You go to work and there’s a toilet there for you. Whether you’re male or female.
Except when you work on the train tracks for Network Rail.
You could be fixing and maintaining the track miles away from a station and any accessible toilet.
For men, not a problem. The trees and bushes are our saviour.
But what about women? How do you solve this problem?
Dig a hole? Nooooooo. Have a train parked there? Expensive and logistically difficult. Port-a-loo? Then you have to have all port-a-loo staff trained to go track-side, and delivering port-a-loos for a few hours work as well as for a few week. Van with a toilet? Yes, possibly, but would you want to?
It seems that no track operating company has solved this problem, anywhere in the world.
And it is one barrier to Network Rail achieving a target of 30% women in their workforce by 2020.
Of course, it’s not the only one.

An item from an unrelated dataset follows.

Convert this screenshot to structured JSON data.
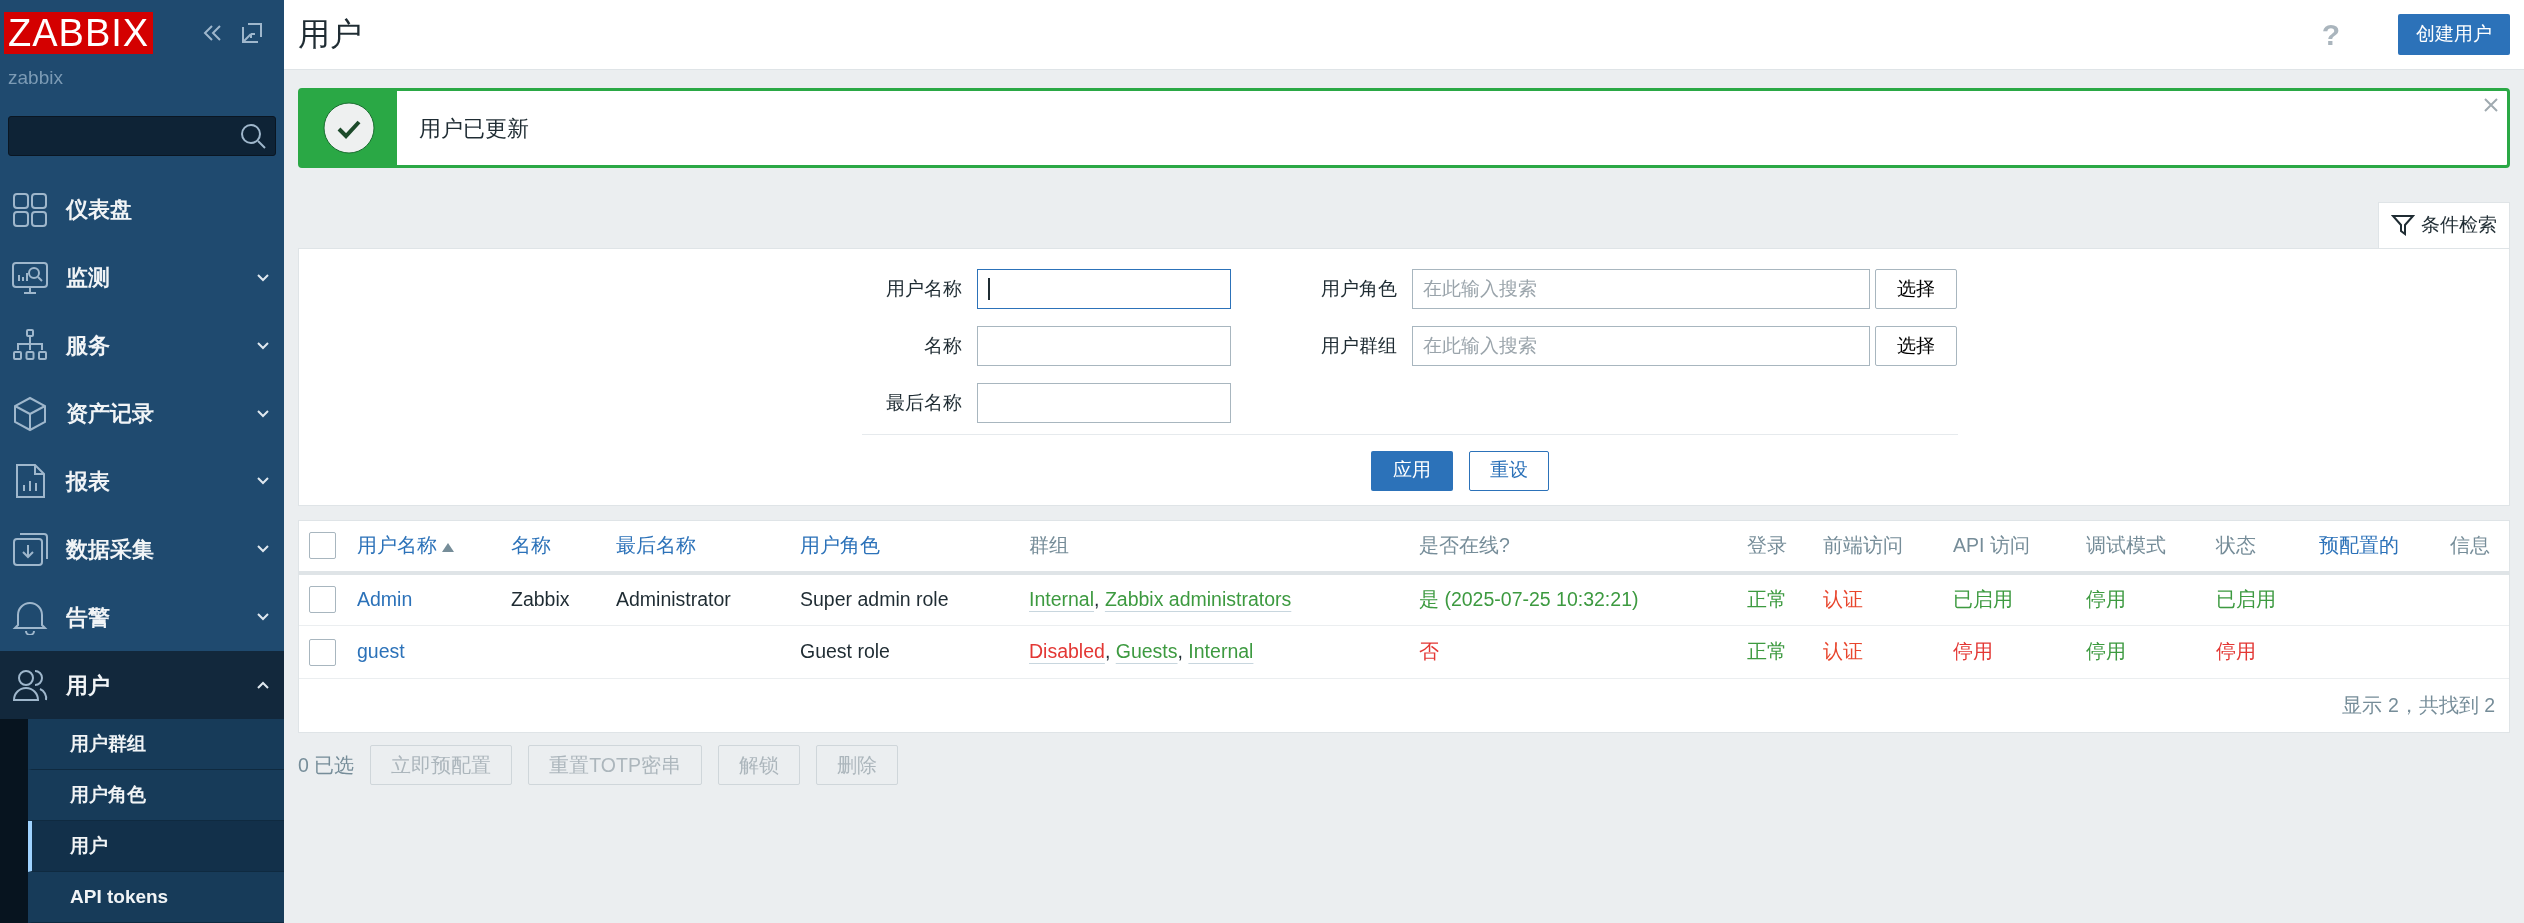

Talent pool – engineering is a profession dominated by white men (of a certain age too). Changing the ratio takes time and education.
Low turnover – it’s difficult to change the make-up of a workforce when few people leave.
Disclosure – if people don’t disclose race or disability, then hard to know the make-up of the workforce and whether any progress is being made.
Barriers aside, what I heard from Network Rail was brilliant. And it was this.
“An inclusive environment is a safer environment”
This is the vision driving greater focus on diversity and inclusion, and a target of achieving 30% female representation. Currently it is just 14% overall (and just 3% in operational roles).
The Chief Exec of Network Rail had seen a dramatic fall in H&S breaches by implementing a similar strategy in Oil & Gas previously. Now it’s the turn of Network Rail.
What we see here is a direct correlation between business performance (and H&S is the number one priority for Network Rail) and diversity & inclusion.
Time for more organisations to do the same.